V. Requiem aeternam dona eis, Domine.
R. Et lux perpetua luceat eis.
Fidelium animae, per misericordiam Dei, requiescant in pace. Amen.


Big & Rich-8th November (video)
Play it loud.


Thank you Father Watters.


Hand Salute. Ready, Two!

Thanks again, Mason.

Wilted Willy

BZ to the Padre!
May God Bless your Soul.


Dusty day here in Kyle…


God rest you well Father Watters. You are never forgotten.

5th/77th FA

“I carry my protection a little higher.” Amen!

Didn’t think pollen would be a problem this time of year, must be the air filters need changing…or fur baby dander…or…reasons.

“That such Men lived” Gun Salute…Fire by the Battery…PREPARE!…FIRE! Rest Easy Padre.

Thanks Mason.

Green Thumb
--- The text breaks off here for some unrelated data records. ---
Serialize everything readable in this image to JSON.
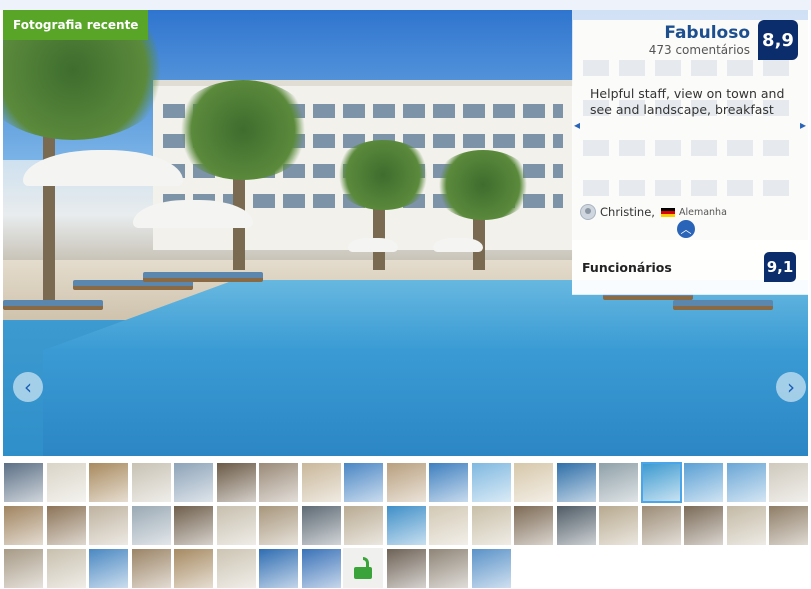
{
  "badge": {
    "label": "Fotografia recente"
  },
  "review": {
    "score_word": "Fabuloso",
    "review_count": "473 comentários",
    "score": "8,9",
    "quote": "Helpful staff, view on town and see and landscape, breakfast",
    "reviewer_name": "Christine,",
    "reviewer_country": "Alemanha",
    "prev_arrow": "◂",
    "next_arrow": "▸",
    "collapse_icon": "︿"
  },
  "category": {
    "label": "Funcionários",
    "score": "9,1"
  },
  "gallery": {
    "prev_icon": "‹",
    "next_icon": "›",
    "selected_index": 15,
    "thumbnail_count": 51
  },
  "thumb_colors": [
    "#5b6f85",
    "#d9d4c7",
    "#a88a5e",
    "#c8c2b4",
    "#8da3b8",
    "#6b5a46",
    "#9a8a78",
    "#c9b79a",
    "#4a86c4",
    "#b89f7e",
    "#3e7fbf",
    "#7fb8e0",
    "#d6c7aa",
    "#2f6fa8",
    "#8fa0a8",
    "#3d9ad0",
    "#5a9fd4",
    "#6aa6d6",
    "#cfc9bd",
    "#a08460",
    "#8c7458",
    "#bfb3a0",
    "#9aa9b4",
    "#6f5f4c",
    "#c7bfae",
    "#a7967c",
    "#5e6a74",
    "#b9ab93",
    "#3f8fc8",
    "#d2c8b4",
    "#c9bfa8",
    "#7d6a55",
    "#4f5c66",
    "#b7a98f",
    "#9c8c76",
    "#7b6b58",
    "#c3b9a5",
    "#8e7d66",
    "#a79a86",
    "#c8c0ae",
    "#4a88c2",
    "#9b8466",
    "#a68a62",
    "#ccc4b3",
    "#2f6db2",
    "#3a72b8",
    "#d8d3c8",
    "#6e6256",
    "#8f8577",
    "#5a92c8"
  ]
}
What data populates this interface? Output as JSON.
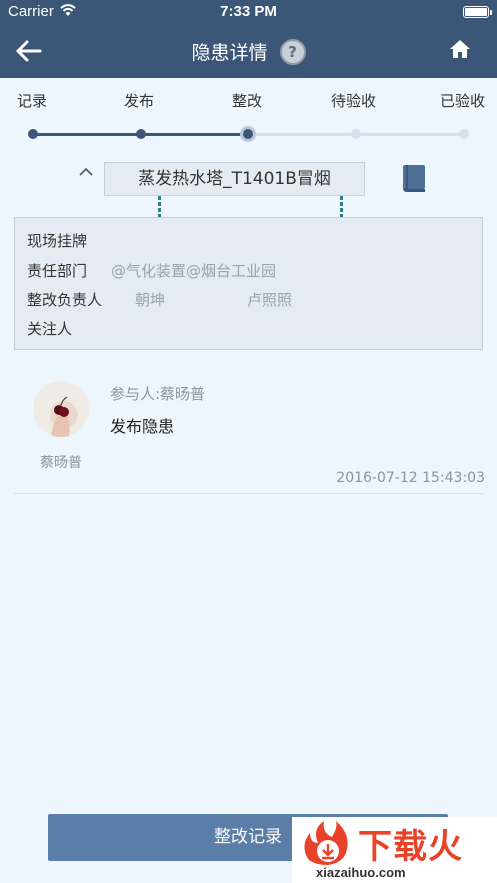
{
  "status_bar": {
    "carrier": "Carrier",
    "time": "7:33 PM"
  },
  "navbar": {
    "title": "隐患详情",
    "help_glyph": "?"
  },
  "steps": [
    {
      "label": "记录",
      "state": "done"
    },
    {
      "label": "发布",
      "state": "done"
    },
    {
      "label": "整改",
      "state": "current"
    },
    {
      "label": "待验收",
      "state": "todo"
    },
    {
      "label": "已验收",
      "state": "todo"
    }
  ],
  "hazard": {
    "title": "蒸发热水塔_T1401B冒烟"
  },
  "info": {
    "onsite_label": "现场挂牌",
    "dept_label": "责任部门",
    "dept_value": "@气化装置@烟台工业园",
    "owner_label": "整改负责人",
    "owner_value_1": "朝坤",
    "owner_value_2": "卢照照",
    "followers_label": "关注人"
  },
  "record": {
    "avatar_name": "蔡旸普",
    "participant": "参与人:蔡旸普",
    "action": "发布隐患",
    "timestamp": "2016-07-12 15:43:03"
  },
  "bottom_button": {
    "label": "整改记录"
  },
  "watermark": {
    "text": "下载火",
    "url": "xiazaihuo.com"
  },
  "colors": {
    "nav_bg": "#3c5677",
    "page_bg": "#eef6fd",
    "button_bg": "#5a7ea7",
    "watermark_red": "#e8432a"
  }
}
Toxic Deplorable Racist SAH B Woodman

I am not Catholic, but I would have been honored to receive Communion, the Body and Blood of Christ our King, Lord, and Savior, at this good Father’s hands.


Plus 1.